■ Supplied material
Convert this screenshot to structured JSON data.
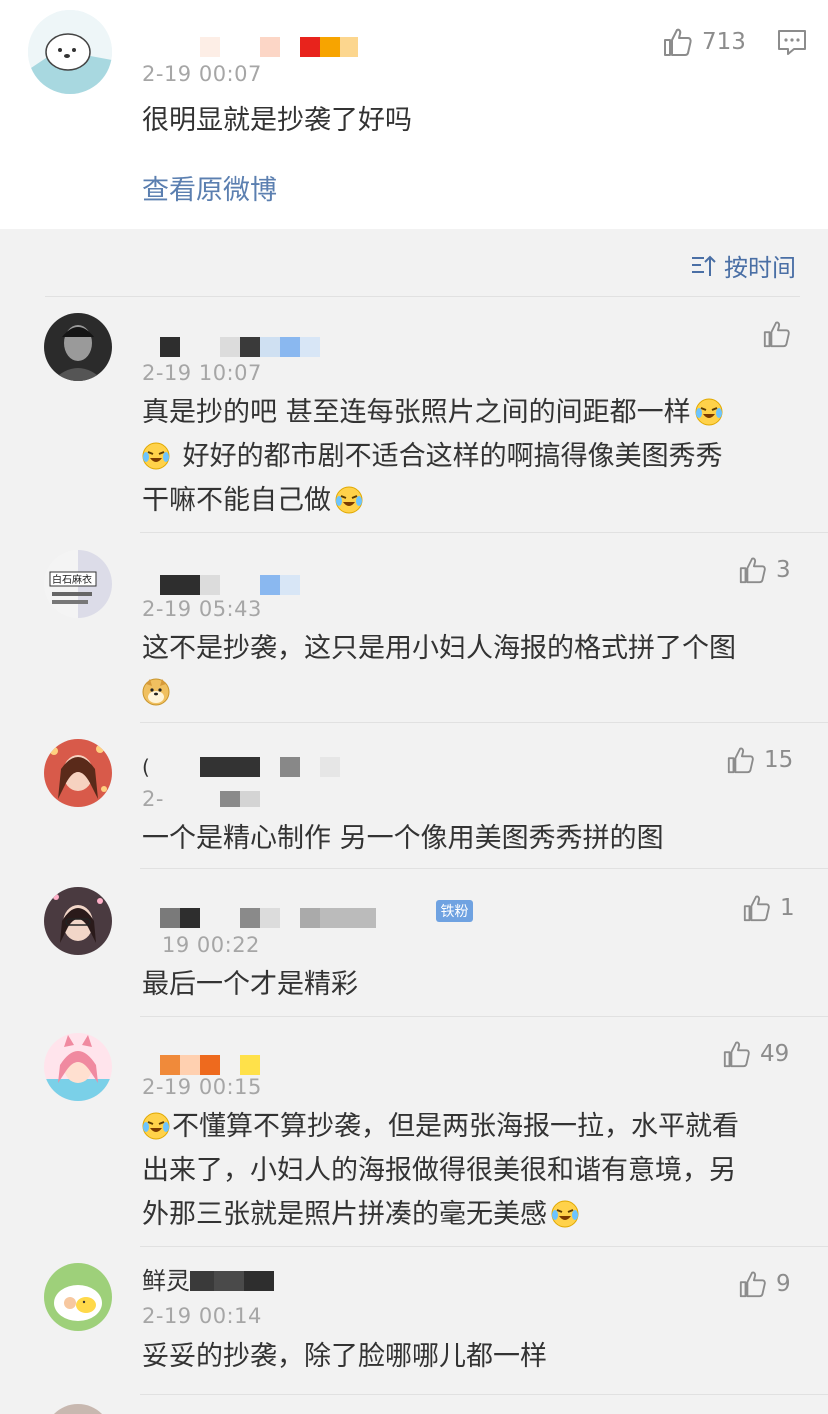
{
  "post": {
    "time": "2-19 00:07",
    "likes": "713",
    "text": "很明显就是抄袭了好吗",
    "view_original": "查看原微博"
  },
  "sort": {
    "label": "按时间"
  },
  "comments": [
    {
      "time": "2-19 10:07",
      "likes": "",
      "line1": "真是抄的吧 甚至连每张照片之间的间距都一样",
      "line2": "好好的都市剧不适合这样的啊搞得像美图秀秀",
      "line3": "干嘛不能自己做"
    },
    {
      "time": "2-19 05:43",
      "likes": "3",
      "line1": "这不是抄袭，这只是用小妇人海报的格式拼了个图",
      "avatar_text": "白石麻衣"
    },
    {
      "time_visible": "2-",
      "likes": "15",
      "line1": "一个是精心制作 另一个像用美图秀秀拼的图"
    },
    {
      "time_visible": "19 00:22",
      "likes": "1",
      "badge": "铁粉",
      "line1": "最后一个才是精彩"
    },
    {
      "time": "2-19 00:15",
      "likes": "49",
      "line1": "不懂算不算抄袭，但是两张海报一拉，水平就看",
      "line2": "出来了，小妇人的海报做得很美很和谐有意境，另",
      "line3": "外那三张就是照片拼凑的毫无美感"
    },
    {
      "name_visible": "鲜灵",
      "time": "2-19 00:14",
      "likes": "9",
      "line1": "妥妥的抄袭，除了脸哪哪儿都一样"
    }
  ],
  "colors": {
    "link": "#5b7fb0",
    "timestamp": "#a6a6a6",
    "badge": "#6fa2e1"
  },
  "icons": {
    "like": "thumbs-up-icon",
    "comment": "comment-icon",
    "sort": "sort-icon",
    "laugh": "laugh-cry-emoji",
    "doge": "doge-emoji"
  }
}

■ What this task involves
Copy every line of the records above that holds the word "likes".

■ Response area
    "likes": "713",
      "likes": "",
      "likes": "3",
      "likes": "15",
      "likes": "1",
      "likes": "49",
      "likes": "9",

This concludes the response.